On to the walking tour. We navigated down streets and alleyways narrow and wide, hearing about the different neighborhoods of the city and how they came about. The best moment of the walking tour came when our guide pointed out a bomb shell lodged in a large home's walls. He was explaining the WWI plaque above the shell when a curious, old Italian man popped his head out of a second-story window, curious about the happenings going on below him. Martino then asked him, in Italian, if he knew anything about the bomb shell. After a series of exchanges, Martino told us that "the story goes" that a young Venetian woman dumped a young Austrian soldier before the war began — so in an attempt to retaliate, he flew over Venice with the intention of bombing her home. The conversation was so authentic, perfect and interesting that it almost seemed scripted.
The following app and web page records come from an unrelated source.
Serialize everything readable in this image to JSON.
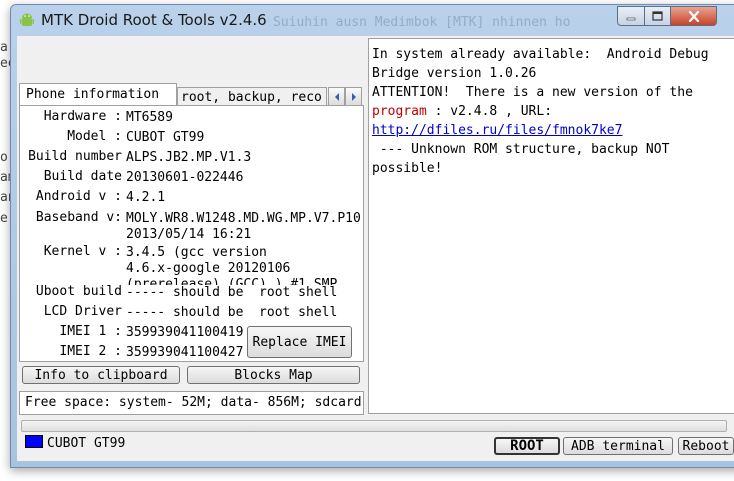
{
  "background": {
    "fragment_left_1": "ar",
    "fragment_left_2": "ee",
    "fragment_left_3": "o",
    "fragment_left_4": "am",
    "fragment_left_5": "an",
    "fragment_left_6": "er",
    "title_ghost": "Suiuhin ausn Medimbok [MTK] nhinnen ho"
  },
  "window": {
    "title": "MTK Droid Root & Tools v2.4.6",
    "accent": "#b9d1ea"
  },
  "tabs": {
    "active": "Phone information",
    "inactive": "root, backup, reco"
  },
  "phone_info": {
    "hardware_label": "Hardware :",
    "hardware_value": "MT6589",
    "model_label": "Model :",
    "model_value": "CUBOT GT99",
    "build_number_label": "Build number",
    "build_number_value": "ALPS.JB2.MP.V1.3",
    "build_date_label": "Build date",
    "build_date_value": "20130601-022446",
    "android_label": "Android  v :",
    "android_value": "4.2.1",
    "baseband_label": "Baseband v:",
    "baseband_value": "MOLY.WR8.W1248.MD.WG.MP.V7.P10\n2013/05/14 16:21",
    "kernel_label": "Kernel v :",
    "kernel_value": "3.4.5 (gcc version\n4.6.x-google 20120106\n(prerelease) (GCC) ) #1 SMP",
    "uboot_label": "Uboot build",
    "uboot_value": "----- should be  root shell",
    "lcd_label": "LCD Driver",
    "lcd_value": "----- should be  root shell",
    "imei1_label": "IMEI 1 :",
    "imei1_value": "359939041100419",
    "imei2_label": "IMEI 2 :",
    "imei2_value": "359939041100427"
  },
  "buttons": {
    "replace_imei": "Replace IMEI",
    "info_to_clipboard": "Info to clipboard",
    "blocks_map": "Blocks Map",
    "root": "ROOT",
    "adb_terminal": "ADB terminal",
    "reboot": "Reboot"
  },
  "free_space": "Free space: system- 52M; data- 856M; sdcard",
  "log": {
    "line1": "In system already available:  Android Debug",
    "line2": "Bridge version 1.0.26",
    "line3": "ATTENTION!  There is a new version of the",
    "line4_red": "program",
    "line4_rest": " : v2.4.8 , URL:",
    "link": "http://dfiles.ru/files/fmnok7ke7",
    "line6": " --- Unknown ROM structure, backup NOT",
    "line7": "possible!"
  },
  "status": {
    "device": "CUBOT GT99",
    "indicator_color": "#0000ff"
  }
}
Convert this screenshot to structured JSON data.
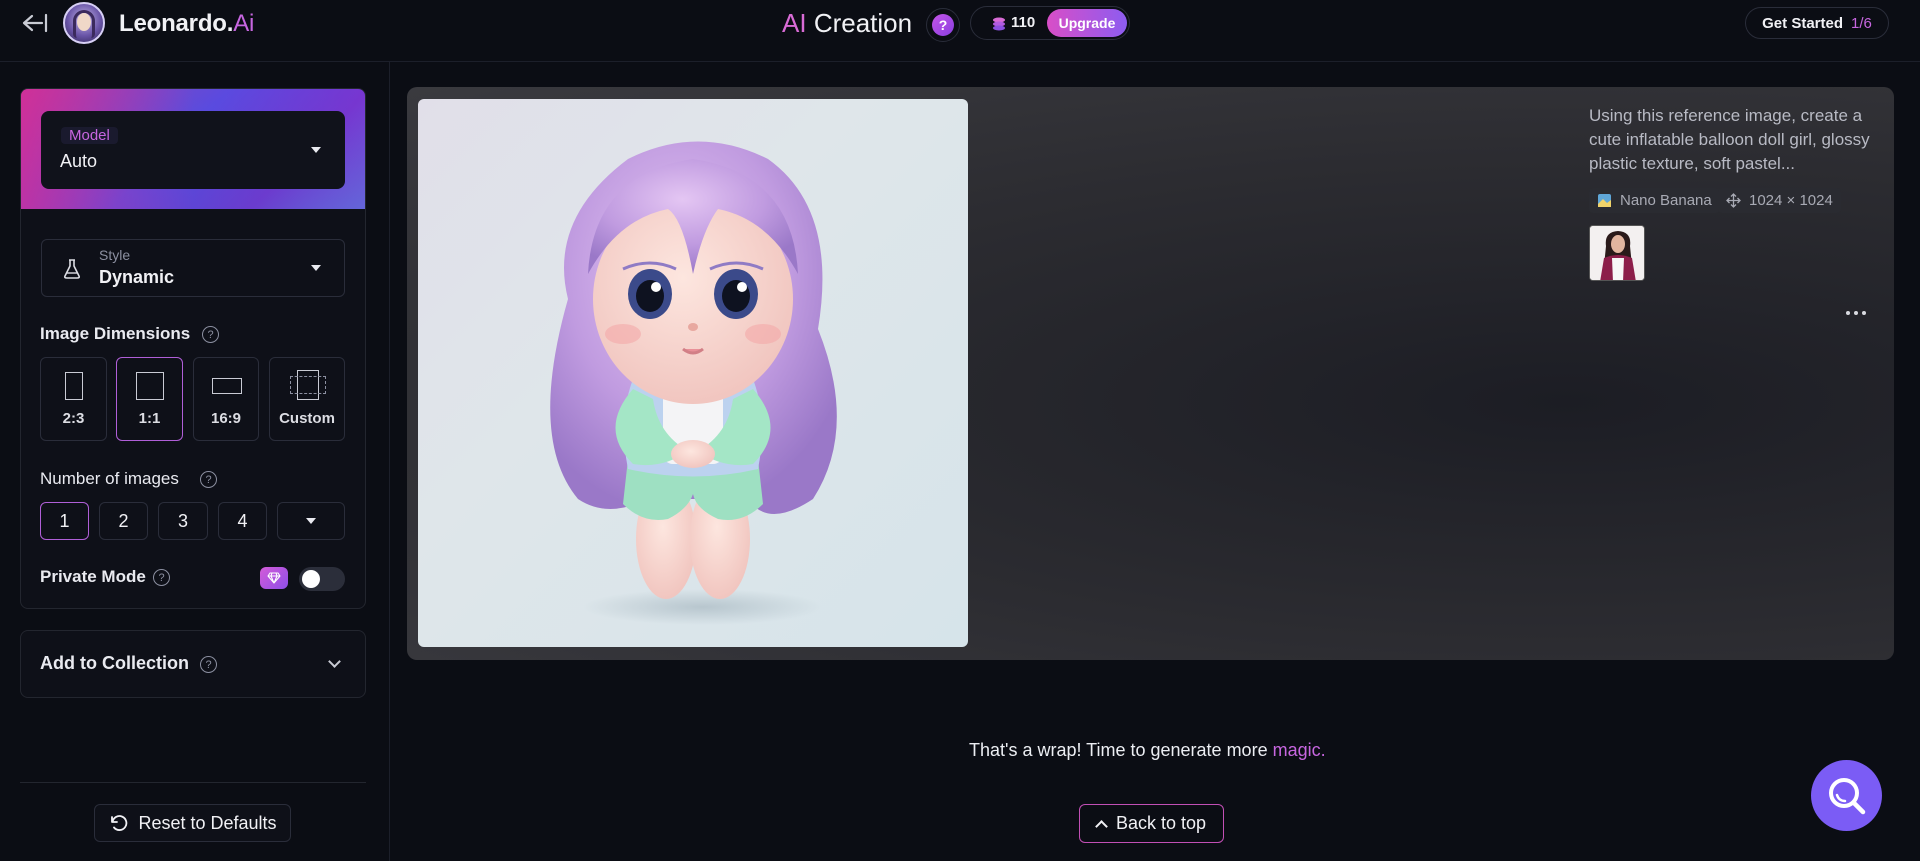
{
  "header": {
    "brand_name": "Leonardo.",
    "brand_suffix": "Ai",
    "title_prefix": "AI",
    "title_main": "Creation",
    "help_glyph": "?",
    "credits": "110",
    "upgrade_label": "Upgrade",
    "get_started_label": "Get Started",
    "get_started_progress": "1/6"
  },
  "settings": {
    "model_label": "Model",
    "model_value": "Auto",
    "style_label": "Style",
    "style_value": "Dynamic",
    "dimensions_label": "Image Dimensions",
    "dimensions": [
      {
        "label": "2:3",
        "active": false
      },
      {
        "label": "1:1",
        "active": true
      },
      {
        "label": "16:9",
        "active": false
      },
      {
        "label": "Custom",
        "active": false
      }
    ],
    "num_images_label": "Number of images",
    "num_images": [
      "1",
      "2",
      "3",
      "4"
    ],
    "num_images_selected": "1",
    "private_mode_label": "Private Mode",
    "private_mode_on": false,
    "collection_label": "Add to Collection",
    "reset_label": "Reset to Defaults"
  },
  "generation": {
    "prompt": "Using this reference image, create a cute inflatable balloon doll girl, glossy plastic texture, soft pastel...",
    "model_tag": "Nano Banana",
    "size_tag": "1024 × 1024"
  },
  "footer": {
    "wrap_text": "That's a wrap! Time to generate more ",
    "wrap_link": "magic.",
    "back_to_top_label": "Back to top"
  },
  "icons": {
    "back": "arrow-left-bar-icon",
    "coins": "coins-icon",
    "flask": "flask-icon",
    "gem": "gem-icon",
    "reset": "rotate-ccw-icon",
    "search": "search-icon"
  },
  "colors": {
    "accent": "#c766e0",
    "fab": "#7b5cf5",
    "background": "#0b0d14"
  }
}
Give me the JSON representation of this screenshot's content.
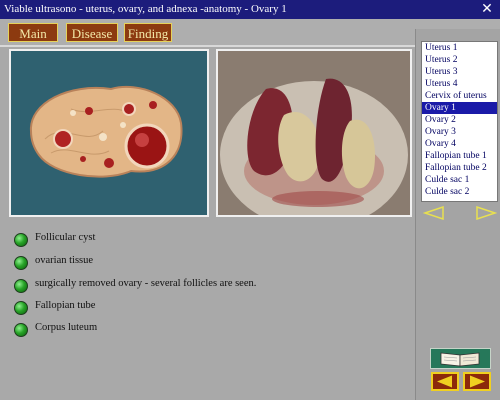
{
  "window": {
    "title": "Viable ultrasono - uterus, ovary, and adnexa -anatomy - Ovary 1",
    "close_glyph": "✕"
  },
  "nav_tabs": [
    {
      "label": "Main"
    },
    {
      "label": "Disease"
    },
    {
      "label": "Finding"
    }
  ],
  "list": {
    "items": [
      "Uterus 1",
      "Uterus 2",
      "Uterus 3",
      "Uterus 4",
      "Cervix of uterus",
      "Ovary 1",
      "Ovary 2",
      "Ovary 3",
      "Ovary 4",
      "Fallopian tube 1",
      "Fallopian tube 2",
      "Culde sac 1",
      "Culde sac 2"
    ],
    "selected": "Ovary 1"
  },
  "findings": [
    "Follicular cyst",
    "ovarian tissue",
    "surgically removed ovary - several follicles are seen.",
    "Fallopian tube",
    "Corpus luteum"
  ],
  "icons": {
    "list_scroll_left": "triangle-left-outline-icon",
    "list_scroll_right": "triangle-right-outline-icon",
    "book": "open-book-icon",
    "prev": "triangle-left-icon",
    "next": "triangle-right-icon"
  },
  "colors": {
    "title_bar": "#1c1c7c",
    "tab_bg": "#8c3a10",
    "tab_text": "#f2e8a8",
    "selected_item": "#1a1aa8",
    "bullet": "#28a428",
    "nav_button": "#8c2a0a",
    "nav_border": "#f0d020"
  }
}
As we parted ways at the Rialto Bridge and tipped our awesome guide, our fellow tour counterparts Joanne and Leon gave me their daughter Amy's phone number. They asked me to give her a call and let her know that her parents travels through Turkey, Spain, Italy, etc. were going well — and that they would call upon their return in a week.
We booked the "Private Venice in a Day" tour for 61 euros/person through AVVENTURE BELLISSIME but got his card so we or others could contact him directly in the future:
+39 041 5265307 (home)
+39 328 9485671
Our last Italian dinner in my next post...
*If this is your first time reading this, please note that I sacrificed our camera to Air India and its 700-plus photos on the flight home... for it never to be seen or heard from again...